- For bigger changes, it is a good idea to start by creating an issue - this is where you can discuss the feature and why it’s important. Once that is in place, you can create the PR, as a solution to the problem described in the issue. Separating the need and the solution this way makes discussions easier and more focused.
We use unit tests both to test the code and to describe it for other developers.
- Unit tests should:
- Demonstrate every use case the change covers.
- Involve all important units being added or changed.
- Attempt to cover every corner case the change introduces. The thumb rule is: if it can happen in production, it must be covered.
- Integration tests should ensure that the feature works end-to-end. They must cover all the important use cases of the feature.
- A separate pull request into
vitessio/websitethat updates the documentation is required if the feature changes or adds to existing behavior.
If you are creating a PR to fix a bug, make sure to create an end-to-end test that fails without your change. This is the important reproduction case that will make sure this particular bug does not show up again, and that clearly shows on your PR what bug you are fixing.
While you are fixing the bug, it’s valuable if you take the time to step back and try to think of other places where this problem could have impacted. It’s often possible to infer that other similar problems in this or other parts of the code base can be prevented.
Some additional points to keep in mind:
- Does this change match an existing design / bug?
- Is this change going to log too much? (Error logs should only happen when the component is in bad shape, not because of bad transient state or bad user queries)
- Does this match our current patterns?
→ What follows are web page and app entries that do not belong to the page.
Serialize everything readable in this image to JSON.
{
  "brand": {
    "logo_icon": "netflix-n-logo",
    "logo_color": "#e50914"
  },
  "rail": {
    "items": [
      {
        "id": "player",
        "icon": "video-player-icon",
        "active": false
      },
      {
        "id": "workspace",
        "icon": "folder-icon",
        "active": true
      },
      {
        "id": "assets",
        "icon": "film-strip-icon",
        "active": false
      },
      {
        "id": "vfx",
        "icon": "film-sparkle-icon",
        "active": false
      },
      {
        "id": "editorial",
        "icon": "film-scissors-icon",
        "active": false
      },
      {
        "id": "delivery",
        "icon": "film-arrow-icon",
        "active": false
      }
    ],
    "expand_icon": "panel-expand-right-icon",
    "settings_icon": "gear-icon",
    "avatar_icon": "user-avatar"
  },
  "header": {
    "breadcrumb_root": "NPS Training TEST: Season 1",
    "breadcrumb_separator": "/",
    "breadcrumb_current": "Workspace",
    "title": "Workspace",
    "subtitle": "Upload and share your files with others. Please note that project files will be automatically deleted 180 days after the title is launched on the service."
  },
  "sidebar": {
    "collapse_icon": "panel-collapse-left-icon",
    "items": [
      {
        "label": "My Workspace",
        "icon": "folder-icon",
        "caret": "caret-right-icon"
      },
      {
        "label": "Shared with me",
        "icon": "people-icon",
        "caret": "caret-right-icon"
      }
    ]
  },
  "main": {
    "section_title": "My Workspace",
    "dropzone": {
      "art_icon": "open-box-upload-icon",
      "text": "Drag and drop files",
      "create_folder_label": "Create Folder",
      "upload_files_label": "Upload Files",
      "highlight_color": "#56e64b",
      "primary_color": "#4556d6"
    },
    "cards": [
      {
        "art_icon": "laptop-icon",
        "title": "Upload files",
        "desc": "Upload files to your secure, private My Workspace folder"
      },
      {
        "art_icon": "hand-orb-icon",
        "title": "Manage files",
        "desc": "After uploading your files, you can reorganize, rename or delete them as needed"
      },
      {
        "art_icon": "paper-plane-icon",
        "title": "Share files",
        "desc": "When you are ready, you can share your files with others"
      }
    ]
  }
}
Example include RPC patterns, Retries / Waits / Timeouts patterns using Context, …
We also recommend that every author look over their code change before committing and ensure that the recommendations below are being followed. This can be done by skimming through
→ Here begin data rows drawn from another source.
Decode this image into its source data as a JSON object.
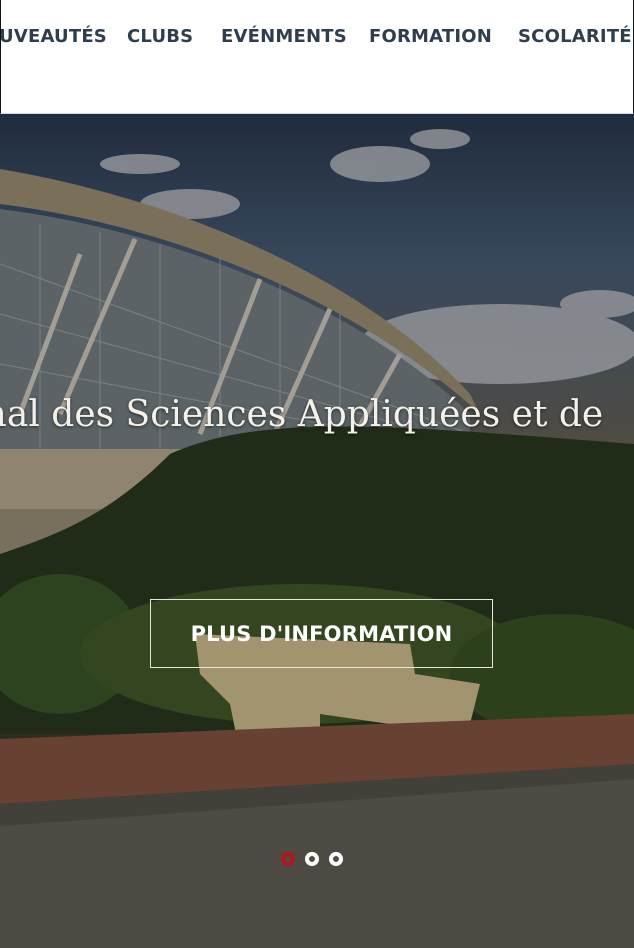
{
  "nav": {
    "items": [
      {
        "label": "UVEAUTÉS"
      },
      {
        "label": "CLUBS"
      },
      {
        "label": "EVÉNMENTS"
      },
      {
        "label": "FORMATION"
      },
      {
        "label": "SCOLARITÉ"
      }
    ]
  },
  "hero": {
    "headline": "onal des Sciences Appliquées et de",
    "cta_label": "PLUS D'INFORMATION",
    "slider": {
      "slide_count": 3,
      "active_index": 0,
      "active_color": "#b1171d",
      "inactive_color": "#ffffff"
    }
  }
}
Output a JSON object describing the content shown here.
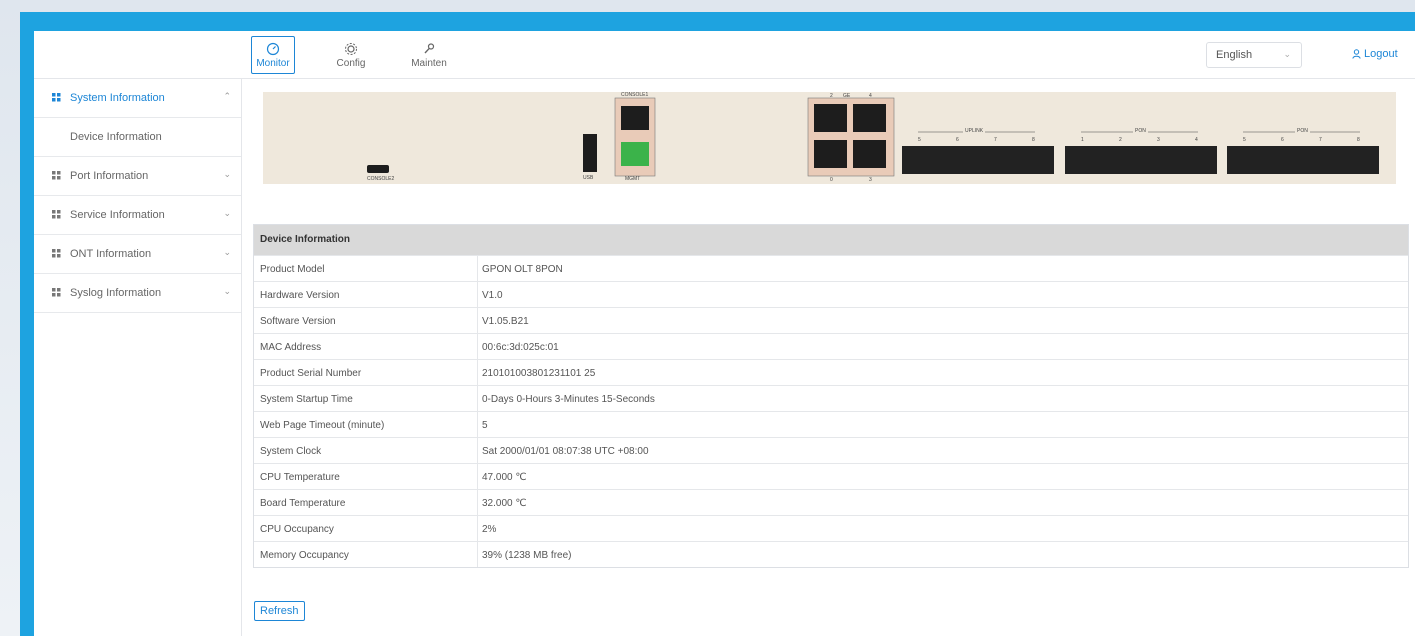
{
  "topnav": [
    {
      "label": "Monitor",
      "icon": "monitor-icon",
      "active": true
    },
    {
      "label": "Config",
      "icon": "gear-icon",
      "active": false
    },
    {
      "label": "Mainten",
      "icon": "wrench-icon",
      "active": false
    }
  ],
  "language": {
    "selected": "English"
  },
  "logout_label": "Logout",
  "sidebar": {
    "items": [
      {
        "label": "System Information",
        "active": true
      },
      {
        "label": "Device Information"
      },
      {
        "label": "Port Information"
      },
      {
        "label": "Service Information"
      },
      {
        "label": "ONT Information"
      },
      {
        "label": "Syslog Information"
      }
    ]
  },
  "device_panel": {
    "labels": {
      "console": "CONSOLE1",
      "usb": "USB",
      "mgmt": "MGMT",
      "console2": "CONSOLE2",
      "uplink": "UPLINK",
      "pon_a": "PON",
      "pon_b": "PON",
      "ge": "GE"
    },
    "port_numbers_a": [
      "1",
      "2",
      "3",
      "4"
    ],
    "port_numbers_b": [
      "1",
      "2",
      "3",
      "4"
    ],
    "port_numbers_c": [
      "5",
      "6",
      "7",
      "8"
    ],
    "uplink_numbers": [
      "5",
      "6",
      "7",
      "8"
    ],
    "ge_top": [
      "2",
      "4"
    ],
    "ge_bottom": [
      "0",
      "3"
    ]
  },
  "device_info": {
    "title": "Device Information",
    "rows": [
      {
        "k": "Product Model",
        "v": "GPON OLT 8PON"
      },
      {
        "k": "Hardware Version",
        "v": "V1.0"
      },
      {
        "k": "Software Version",
        "v": "V1.05.B21"
      },
      {
        "k": "MAC Address",
        "v": "00:6c:3d:025c:01"
      },
      {
        "k": "Product Serial Number",
        "v": "210101003801231101 25"
      },
      {
        "k": "System Startup Time",
        "v": "0-Days 0-Hours 3-Minutes 15-Seconds"
      },
      {
        "k": "Web Page Timeout (minute)",
        "v": "5"
      },
      {
        "k": "System Clock",
        "v": "Sat 2000/01/01 08:07:38 UTC +08:00"
      },
      {
        "k": "CPU Temperature",
        "v": "47.000 ℃"
      },
      {
        "k": "Board Temperature",
        "v": "32.000 ℃"
      },
      {
        "k": "CPU Occupancy",
        "v": "2%"
      },
      {
        "k": "Memory Occupancy",
        "v": "39% (1238 MB free)"
      }
    ]
  },
  "refresh_label": "Refresh",
  "colors": {
    "accent": "#1d86d6",
    "frame": "#1ea3e0",
    "panel": "#efe8dc",
    "mgmt_port": "#3bb34a"
  }
}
git diff --cached just before committing.
- Scan the diffs as if you’re the reviewer.
- Look for files that shouldn’t be checked in (temporary/generated files).
- Look for temporary code/comments you added while debugging.
- Look for inconsistencies in indentation.
- Use 2 spaces in everything except Go.
- In Go, just use goimports.
- Commit message format:
<component>: This is a short description of the change. If necessary, more sentences follow e.g. to explain the intent of the change, how it fits into the bigger picture or which implications it has (e.g. other parts in the system have to be adapted.) Sometimes this message can also contain more material for reference e.g. benchmark numbers to justify why the change was implemented in this way.
// Prefer complete sentences when possible.
- Leave a space after the comment marker
If your reviewer leaves comments, make sure that you address them and then click “Resolve conversation”. There should be zero unresolved discussions when the PR merges.
Assigning a Pull Request
Vitess uses code owners to auto-assign reviewers to a particular PR. If you have been granted membership to the Vitess team, you can add additional reviewers using the right-hand side pull request menu.
During discussions, you can also refer to somebody using the @username syntax and they’ll receive an email as well.
If you want to receive notifications even when you aren’t mentioned, you can go to the repository page and click Watch.
Approving a Pull Request
As a reviewer you can approve a pull request through two ways:
- Approve the pull request via GitHub’s code review system
- Reply with a comment that contains LGTM (Looks Good To Me)
Merging a Pull Request
The Vitess team will merge your pull request after the PR has been approved and CI tests have passed.